“South Africans don’t drink enough foreign wine” commented Pfützner whose night job is as sommelier at Cape Town’s Aubergine restaurant. Or Riesling in particular, as the varietal is widely punted by wine writers and widely ignored by the drinking public. Although Ernie Loosen from iconic Mosel producer Dr. Loosen does manage to shift 40 000 cases of his entry level Dr. L Riesling to 60 countries and even secured a Business Class berth for it on Singapore Airlines.
The Singapore Airlines selection process is run by Decanter eminence grise Steven Spurrier (hopefully soon to be immortalized by Danny de Vito in a film version of the Judgment of Paris) as a variation on the infamous WINE magazine “seeded player” tastings. Wine labels are awarded points which are then added to tasting scores.
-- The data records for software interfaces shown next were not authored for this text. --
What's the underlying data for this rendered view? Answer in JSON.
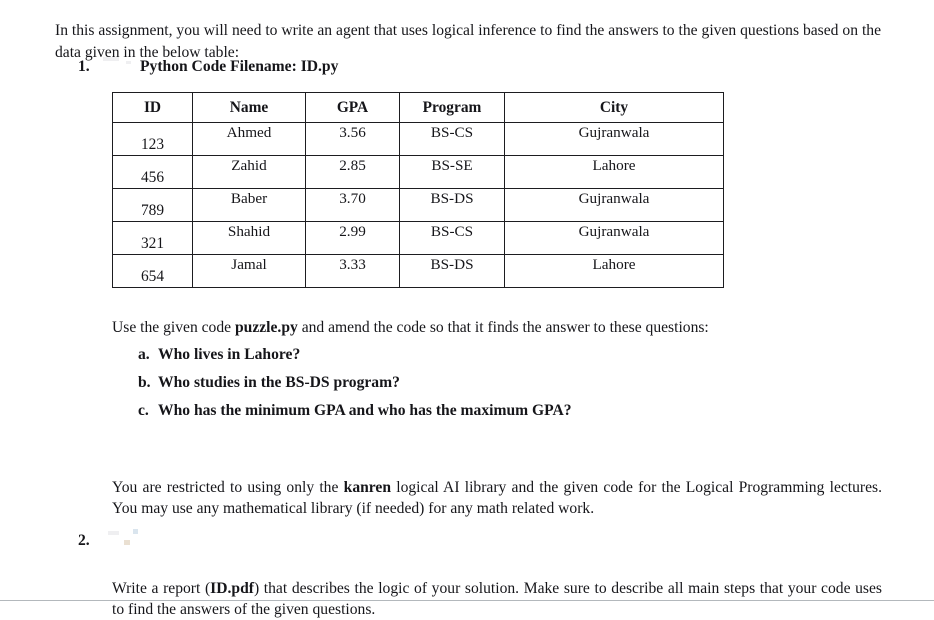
{
  "document": {
    "intro_paragraph": "In this assignment, you will need to write an agent that uses logical inference to find the answers to the given questions based on the data given in the below table:",
    "items": [
      {
        "number": "1.",
        "title": "Python Code Filename: ID.py"
      },
      {
        "number": "2.",
        "body_prefix": "Write a report (",
        "body_bold": "ID.pdf",
        "body_suffix": ") that describes the logic of your solution. Make sure to describe all main steps that your code uses to find the answers of the given questions."
      }
    ],
    "table": {
      "headers": [
        "ID",
        "Name",
        "GPA",
        "Program",
        "City"
      ],
      "rows": [
        {
          "id": "123",
          "name": "Ahmed",
          "gpa": "3.56",
          "program": "BS-CS",
          "city": "Gujranwala"
        },
        {
          "id": "456",
          "name": "Zahid",
          "gpa": "2.85",
          "program": "BS-SE",
          "city": "Lahore"
        },
        {
          "id": "789",
          "name": "Baber",
          "gpa": "3.70",
          "program": "BS-DS",
          "city": "Gujranwala"
        },
        {
          "id": "321",
          "name": "Shahid",
          "gpa": "2.99",
          "program": "BS-CS",
          "city": "Gujranwala"
        },
        {
          "id": "654",
          "name": "Jamal",
          "gpa": "3.33",
          "program": "BS-DS",
          "city": "Lahore"
        }
      ]
    },
    "use_code_line": {
      "prefix": "Use the given code ",
      "bold": "puzzle.py",
      "suffix": " and amend the code so that it finds the answer to these questions:"
    },
    "questions": [
      {
        "marker": "a.",
        "text": "Who lives in Lahore?"
      },
      {
        "marker": "b.",
        "text": "Who studies in the BS-DS program?"
      },
      {
        "marker": "c.",
        "text": "Who has the minimum GPA and who has the maximum GPA?"
      }
    ],
    "restriction_paragraph": {
      "prefix": "You are restricted to using only the ",
      "bold": "kanren",
      "suffix": " logical AI library and the given code for the Logical Programming lectures. You may use any mathematical library (if needed) for any math related work."
    }
  }
}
Something for WINE managing editor Mike Froud(e) to consider, perhaps?
Loosen sets great store by the slate his vines grow on, for three reasons:
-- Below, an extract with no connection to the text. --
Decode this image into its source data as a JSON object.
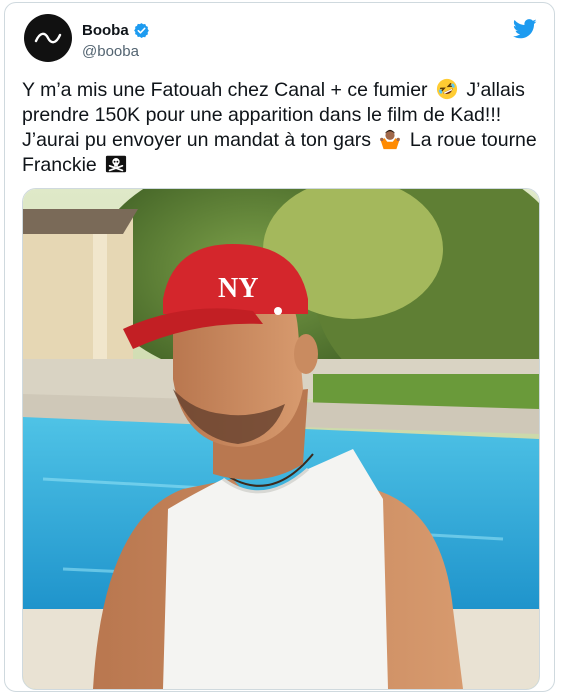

• Reduced fertility results in decreased plant vigour, good news for quality;
• High potassium levels translate to high acid levels in the grapes;
• Slate soils seem to offer natural immunity from the Phylloxera louse with the result that Loosen’s Riesling vines grow on original, rather than American, rootstocks.
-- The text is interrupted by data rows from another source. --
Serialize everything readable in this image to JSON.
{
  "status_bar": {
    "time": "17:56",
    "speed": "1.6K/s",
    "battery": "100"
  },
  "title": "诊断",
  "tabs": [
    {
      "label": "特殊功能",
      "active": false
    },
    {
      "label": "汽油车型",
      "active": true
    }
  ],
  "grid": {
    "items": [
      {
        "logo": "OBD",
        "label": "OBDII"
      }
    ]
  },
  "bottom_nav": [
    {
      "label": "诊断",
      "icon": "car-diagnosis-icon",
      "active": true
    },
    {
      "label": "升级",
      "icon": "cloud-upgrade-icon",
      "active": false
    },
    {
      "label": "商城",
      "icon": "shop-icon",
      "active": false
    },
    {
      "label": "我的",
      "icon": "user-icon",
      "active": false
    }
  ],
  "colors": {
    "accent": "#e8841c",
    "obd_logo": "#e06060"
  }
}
Slate would thus also appeal to Douro Boy Dirk van der Niepoort who commented “my objective is to get as much acid as possible” into his wines. “I don’t like a lot of fruit. I want a lot of zingy acidity and freshness.” Something he has undoubtedly achieved in his Vertente 05 and Redoma 05 blend of two dozen varietals that had a stony, iodine character reminiscent of crushed up seashells.
The cultural Slate connection arrived in my in-box. This week Mike Steinberger writes about “the greatest wine on the planet” to whit the Cheval Blanc 47 in one of those fabulous self-aggrandizing stories that are totally meaningless unless you where there. Synchronicity struck, as Cheval Blanc director Pierre Lurton is presumably packing his Louis Vuitton for next week’s release of the 2004 vintage Morgenster wines.
The 47 Cheval is a good example of an anti-slate wine. Grown on a mixture of clay, sand and gravel, the first named contributes opulence (try 14.5% alcohol) while the gravel gives a serious tannic backbone that has supported the whole edifice over the 61 years of its life so far.
With high volatile acidity and some residual sugar, both as a result of a stuck ferment, this is a benchmark Bordeaux that breaks all the rules. After six hours tastings the slate wines of Messrs. Loosen and Van der Niepoort, that the Priorat wines of Swartland surfer Eben Sadie were a no-show, was probably just as well. And as for his fabulous Swartland wines grown on shale, we need only wait another 270 million years for them to qualify for a Slate Tasting.